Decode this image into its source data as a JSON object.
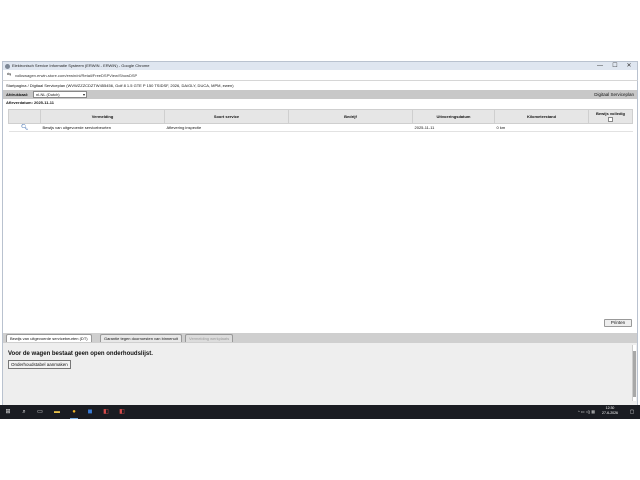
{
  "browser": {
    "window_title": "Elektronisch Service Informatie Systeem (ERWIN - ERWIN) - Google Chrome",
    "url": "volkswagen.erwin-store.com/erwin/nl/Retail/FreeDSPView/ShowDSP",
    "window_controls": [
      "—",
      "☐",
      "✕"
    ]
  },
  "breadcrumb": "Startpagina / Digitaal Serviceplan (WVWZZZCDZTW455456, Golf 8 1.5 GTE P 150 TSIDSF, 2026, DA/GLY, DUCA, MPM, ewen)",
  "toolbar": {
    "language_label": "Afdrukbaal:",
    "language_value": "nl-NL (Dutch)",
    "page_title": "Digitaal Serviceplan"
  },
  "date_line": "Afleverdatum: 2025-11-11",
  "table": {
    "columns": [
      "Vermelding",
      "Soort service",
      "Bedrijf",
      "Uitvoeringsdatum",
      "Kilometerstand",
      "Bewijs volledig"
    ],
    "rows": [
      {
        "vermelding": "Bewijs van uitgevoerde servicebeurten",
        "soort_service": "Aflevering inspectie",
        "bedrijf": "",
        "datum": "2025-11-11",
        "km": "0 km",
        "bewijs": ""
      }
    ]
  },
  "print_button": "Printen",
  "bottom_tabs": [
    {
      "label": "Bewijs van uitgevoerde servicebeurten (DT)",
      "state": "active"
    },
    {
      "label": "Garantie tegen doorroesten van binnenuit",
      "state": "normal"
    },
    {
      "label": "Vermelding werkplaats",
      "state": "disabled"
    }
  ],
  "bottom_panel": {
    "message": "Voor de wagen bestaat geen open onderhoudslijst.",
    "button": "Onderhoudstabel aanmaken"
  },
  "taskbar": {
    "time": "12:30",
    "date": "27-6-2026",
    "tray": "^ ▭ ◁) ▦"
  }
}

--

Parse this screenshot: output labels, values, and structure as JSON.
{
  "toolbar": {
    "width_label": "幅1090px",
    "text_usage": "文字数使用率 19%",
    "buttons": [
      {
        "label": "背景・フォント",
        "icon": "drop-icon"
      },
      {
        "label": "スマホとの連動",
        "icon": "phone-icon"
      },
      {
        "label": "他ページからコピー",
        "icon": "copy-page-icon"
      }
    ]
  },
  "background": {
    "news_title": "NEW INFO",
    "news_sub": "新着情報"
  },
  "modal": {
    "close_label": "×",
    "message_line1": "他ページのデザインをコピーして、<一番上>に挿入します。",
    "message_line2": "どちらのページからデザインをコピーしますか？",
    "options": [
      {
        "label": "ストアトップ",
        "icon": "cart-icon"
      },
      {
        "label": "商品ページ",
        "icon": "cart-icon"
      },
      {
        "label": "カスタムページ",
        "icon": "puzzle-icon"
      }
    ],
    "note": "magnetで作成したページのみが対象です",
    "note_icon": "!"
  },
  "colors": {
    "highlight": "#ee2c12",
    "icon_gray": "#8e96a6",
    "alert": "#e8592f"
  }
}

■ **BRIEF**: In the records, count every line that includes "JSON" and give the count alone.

■ **SOLUTION TO THIS TASK**: 2